What is required: For every line in the data below, check for the word "this", then state how many lines have it. Answer with the number only.

Records provided:
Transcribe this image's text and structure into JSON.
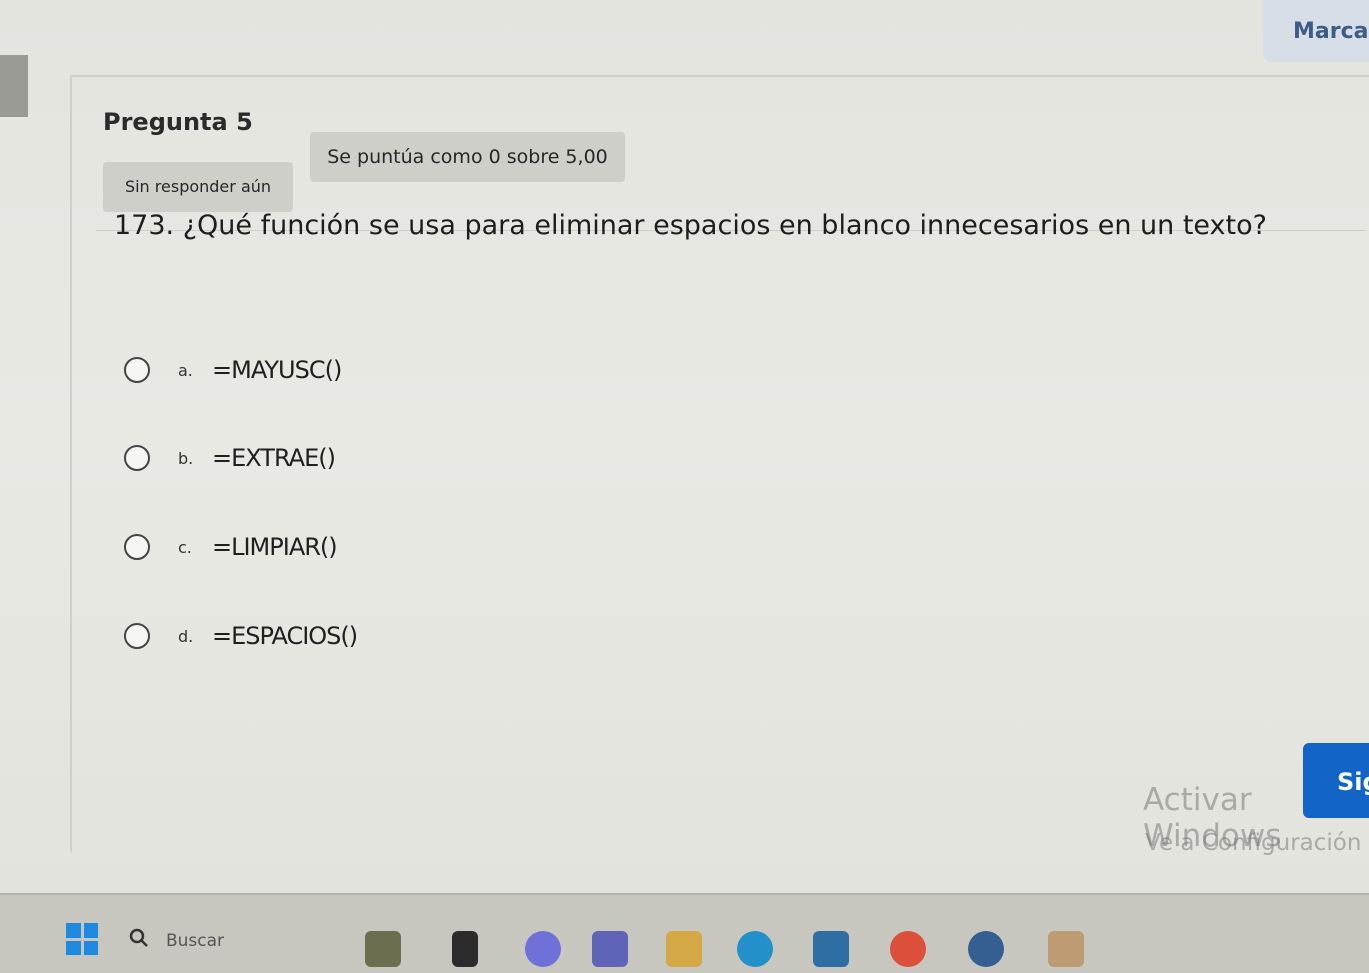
{
  "header": {
    "mark_label": "Marca"
  },
  "question_card": {
    "title": "Pregunta 5",
    "state_badge": "Sin responder aún",
    "grade_badge": "Se puntúa como 0 sobre 5,00",
    "question_text": "173. ¿Qué función se usa para eliminar espacios en blanco innecesarios en un texto?",
    "options": [
      {
        "letter": "a.",
        "text": "=MAYUSC()"
      },
      {
        "letter": "b.",
        "text": "=EXTRAE()"
      },
      {
        "letter": "c.",
        "text": "=LIMPIAR()"
      },
      {
        "letter": "d.",
        "text": "=ESPACIOS()"
      }
    ]
  },
  "overlay": {
    "watermark_title": "Activar Windows",
    "watermark_subtitle": "Ve a Configuración",
    "next_button_label": "Sig"
  },
  "taskbar": {
    "search_label": "Buscar",
    "colors": {
      "bar": "#c7c7c0",
      "accent_blue": "#1265c7"
    },
    "icons": [
      "windows-start-icon",
      "search-icon",
      "file-explorer-icon",
      "teams-icon",
      "chat-icon",
      "ms-teams-icon",
      "folder-icon",
      "edge-icon",
      "store-icon",
      "chrome-icon",
      "notification-icon",
      "app-icon"
    ]
  }
}
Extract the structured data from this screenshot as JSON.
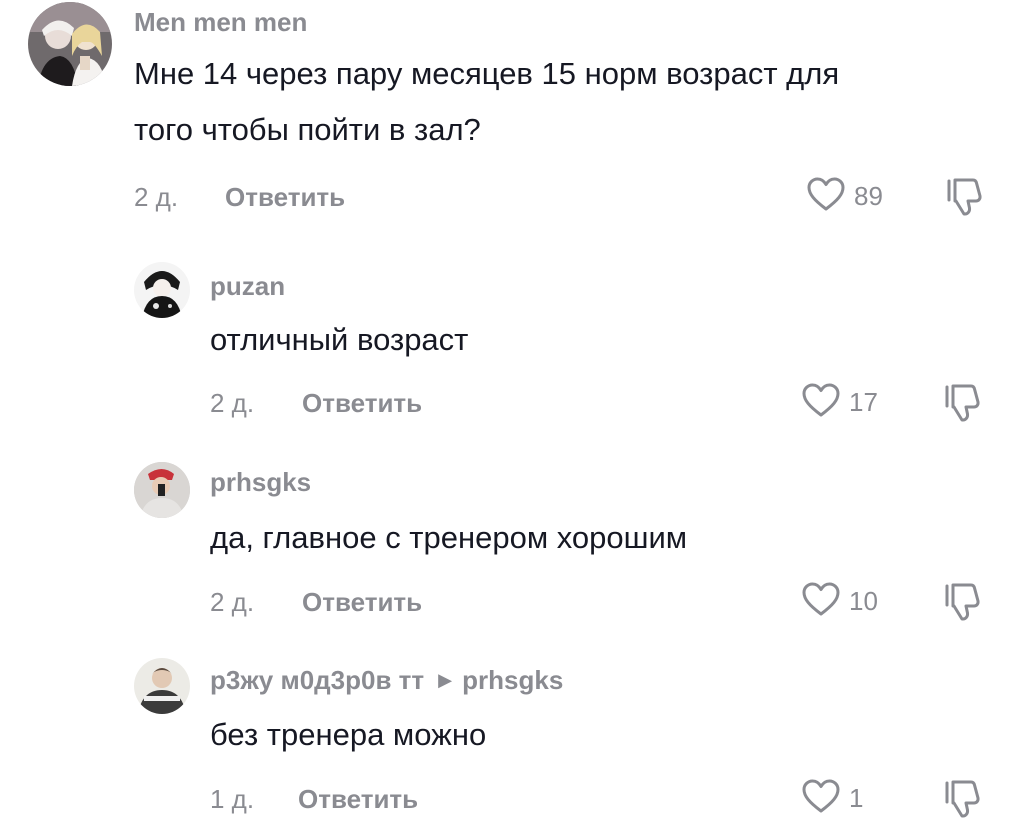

Finished task: 2